SAN FRANCISCO — The first publicly available version of Apple Computer Corp.'s long-awaited next-generation operating system will roll out in two weeks, chief executive Steve Jobs announced Tuesday at a conference for digital publishers and designers.
Called Macintosh OS X (the "X" representing the number 10), the operating system for Apple's Macintosh computers is expected to be significantly faster and more reliable than the current Mac OS 9. It also is widely regarded as the key to Apple's future ability to hang on to, perhaps even gain, ground in the market for desktop computers.
"Mac OS X is the future of the Mac," Jobs told a packed audience attending the Seybold Seminars conference. "This is really important to us."
Most consumers, however, will have to wait until early 2001 to buy the new operating system. What will be released on Sept. 13 is a test version of Mac OS X, to be used by hardcore Apple fans who will help the company "debug" the software of potential flaws. The company, based in Cupertino, Calif., has not said how it will distribute the test version, but most Apple-watchers anticipate they will be able to download Mac OS X off the Internet.
Apple has made test versions of Mac OS X available to select software developers since February.
"It's slick," said Eric Wood, a developer for R.R. Donnelly & Sons in Chicago, who got to test drive the new operating system.
Bundled with its new line of desktop computers, including the PowerMac G4 Cube, unveiled six weeks ago, Apple is hoping the new operating system will help it sustain the momentum it gained from its popular iMac line of candy-colored computers introduced two years ago.
Apple last year captured 5 percent of the market for operating systems, software that controls the basic functions of a computer, such as storing files and routing commands to printers. That is up "dramatically" from 4.1 percent in 1998, according to Dan Kusnetzky, vice president of system software research at International Data Corp.

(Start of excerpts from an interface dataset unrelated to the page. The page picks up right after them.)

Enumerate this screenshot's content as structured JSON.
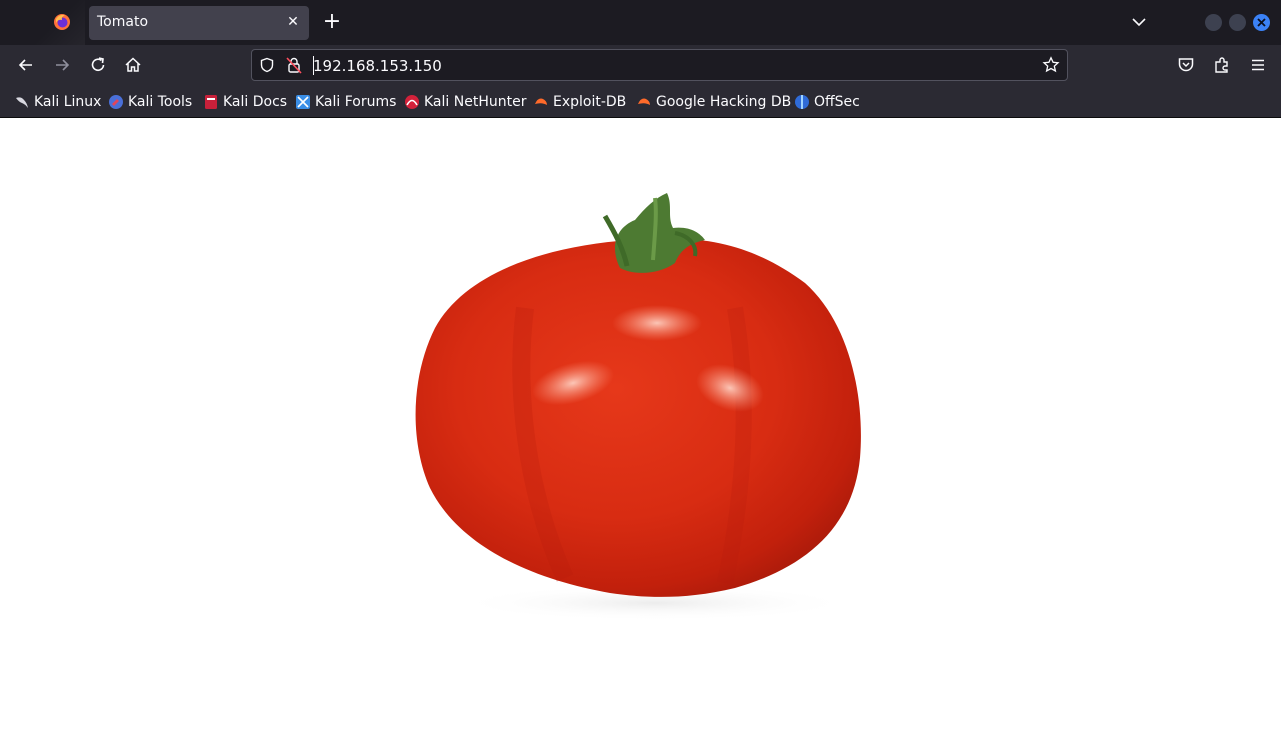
{
  "browser": {
    "tab": {
      "title": "Tomato"
    },
    "url": "192.168.153.150"
  },
  "bookmarks": [
    {
      "label": "Kali Linux",
      "icon": "kali-dragon-icon"
    },
    {
      "label": "Kali Tools",
      "icon": "kali-tools-icon"
    },
    {
      "label": "Kali Docs",
      "icon": "kali-docs-icon"
    },
    {
      "label": "Kali Forums",
      "icon": "kali-forums-icon"
    },
    {
      "label": "Kali NetHunter",
      "icon": "kali-nethunter-icon"
    },
    {
      "label": "Exploit-DB",
      "icon": "exploit-db-icon"
    },
    {
      "label": "Google Hacking DB",
      "icon": "ghdb-icon"
    },
    {
      "label": "OffSec",
      "icon": "offsec-icon"
    }
  ],
  "content": {
    "image": "tomato-image"
  },
  "colors": {
    "chrome_dark": "#1c1b22",
    "toolbar": "#2b2a33",
    "tab_active": "#42414d",
    "accent_close": "#3b82f6"
  }
}
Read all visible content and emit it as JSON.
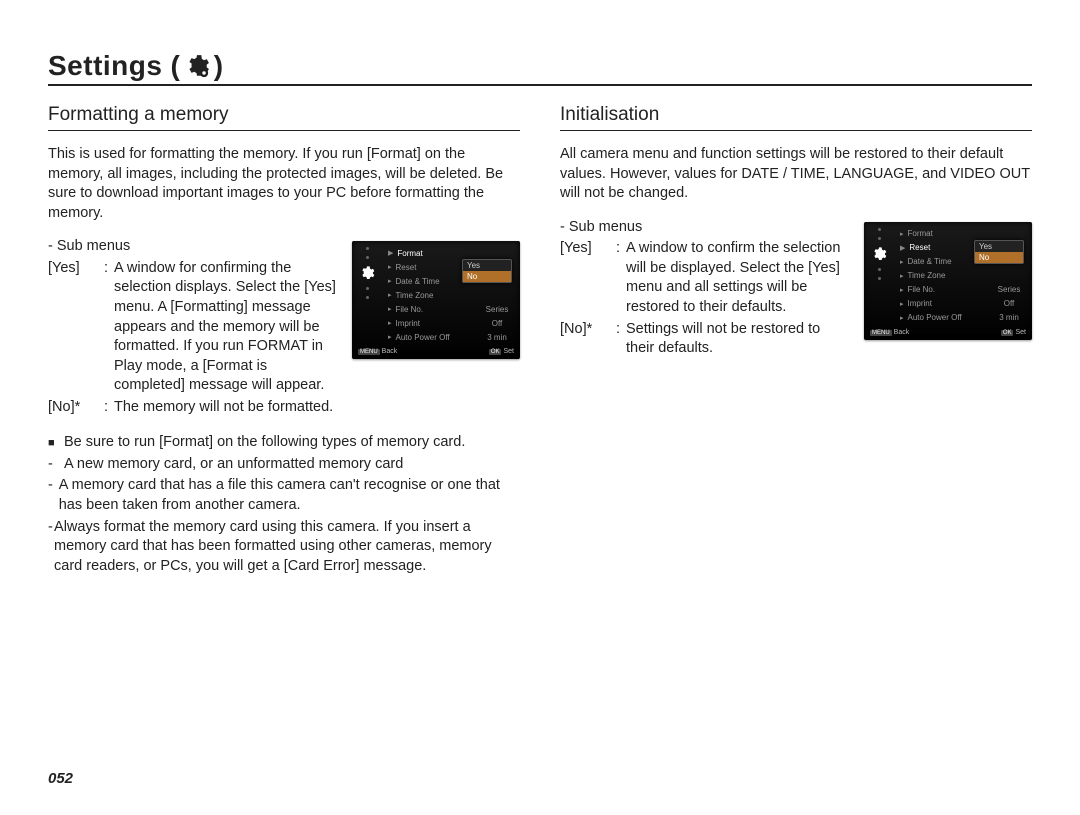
{
  "page_title": "Settings",
  "page_number": "052",
  "left": {
    "heading": "Formatting a memory",
    "intro": "This is used for formatting the memory. If you run [Format] on the memory, all images, including the protected images, will be deleted. Be sure to download important images to your PC before formatting the memory.",
    "sub_title": "- Sub menus",
    "options": [
      {
        "key": "[Yes]",
        "text": "A window for confirming the selection displays. Select the [Yes] menu. A [Formatting] message appears and the memory will be formatted. If you run FORMAT in Play mode, a [Format is completed] message will appear."
      },
      {
        "key": "[No]*",
        "text": "The memory will not be formatted."
      }
    ],
    "note_lead": "Be sure to run [Format] on the following types of memory card.",
    "notes": [
      "A new memory card, or an unformatted memory card",
      "A memory card that has a file this camera can't recognise or one that has been taken from another camera.",
      "Always format the memory card using this camera. If you insert a memory card that has been formatted using other cameras, memory card readers, or PCs, you will get a [Card Error] message."
    ]
  },
  "right": {
    "heading": "Initialisation",
    "intro": "All camera menu and function settings will be restored to their default values. However, values for DATE / TIME, LANGUAGE, and VIDEO OUT will not be changed.",
    "sub_title": "- Sub menus",
    "options": [
      {
        "key": "[Yes]",
        "text": "A window to confirm the selection will be displayed. Select the [Yes] menu and all settings will be restored to their defaults."
      },
      {
        "key": "[No]*",
        "text": "Settings will not be restored to their defaults."
      }
    ]
  },
  "lcd_left": {
    "highlight_index": 0,
    "items": [
      {
        "label": "Format",
        "value": ""
      },
      {
        "label": "Reset",
        "value": ""
      },
      {
        "label": "Date & Time",
        "value": ""
      },
      {
        "label": "Time Zone",
        "value": ""
      },
      {
        "label": "File No.",
        "value": "Series"
      },
      {
        "label": "Imprint",
        "value": "Off"
      },
      {
        "label": "Auto Power Off",
        "value": "3 min"
      }
    ],
    "popup": [
      "Yes",
      "No"
    ],
    "popup_selected": 1,
    "footer_back_btn": "MENU",
    "footer_back": "Back",
    "footer_set_btn": "OK",
    "footer_set": "Set"
  },
  "lcd_right": {
    "highlight_index": 1,
    "items": [
      {
        "label": "Format",
        "value": ""
      },
      {
        "label": "Reset",
        "value": ""
      },
      {
        "label": "Date & Time",
        "value": ""
      },
      {
        "label": "Time Zone",
        "value": ""
      },
      {
        "label": "File No.",
        "value": "Series"
      },
      {
        "label": "Imprint",
        "value": "Off"
      },
      {
        "label": "Auto Power Off",
        "value": "3 min"
      }
    ],
    "popup": [
      "Yes",
      "No"
    ],
    "popup_selected": 1,
    "footer_back_btn": "MENU",
    "footer_back": "Back",
    "footer_set_btn": "OK",
    "footer_set": "Set"
  }
}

Apple, however, continues to face formidable competition against Microsoft Corp., whose Windows operating system enjoyed a 90 percent market share last year, according to IDC.
In recent years Apple has faced a new worry — Linux, an operating system that is free to download from the Internet and is compatible with most personal computers, including the Macintosh. Last year, Linux claimed 3.9 percent of the market for desktop computer operating systems and is poised to steal the No. 2 spot from Apple within two years, said Kusnetzky.
For now, Linux is handicapped by the fact that it remains awkward for non-geeks to use, said Chris LeTocq, research director at the Gartner Group in Los Altos, Calif. The Macintosh, by contrast, is known for its friendly, intuitive interface.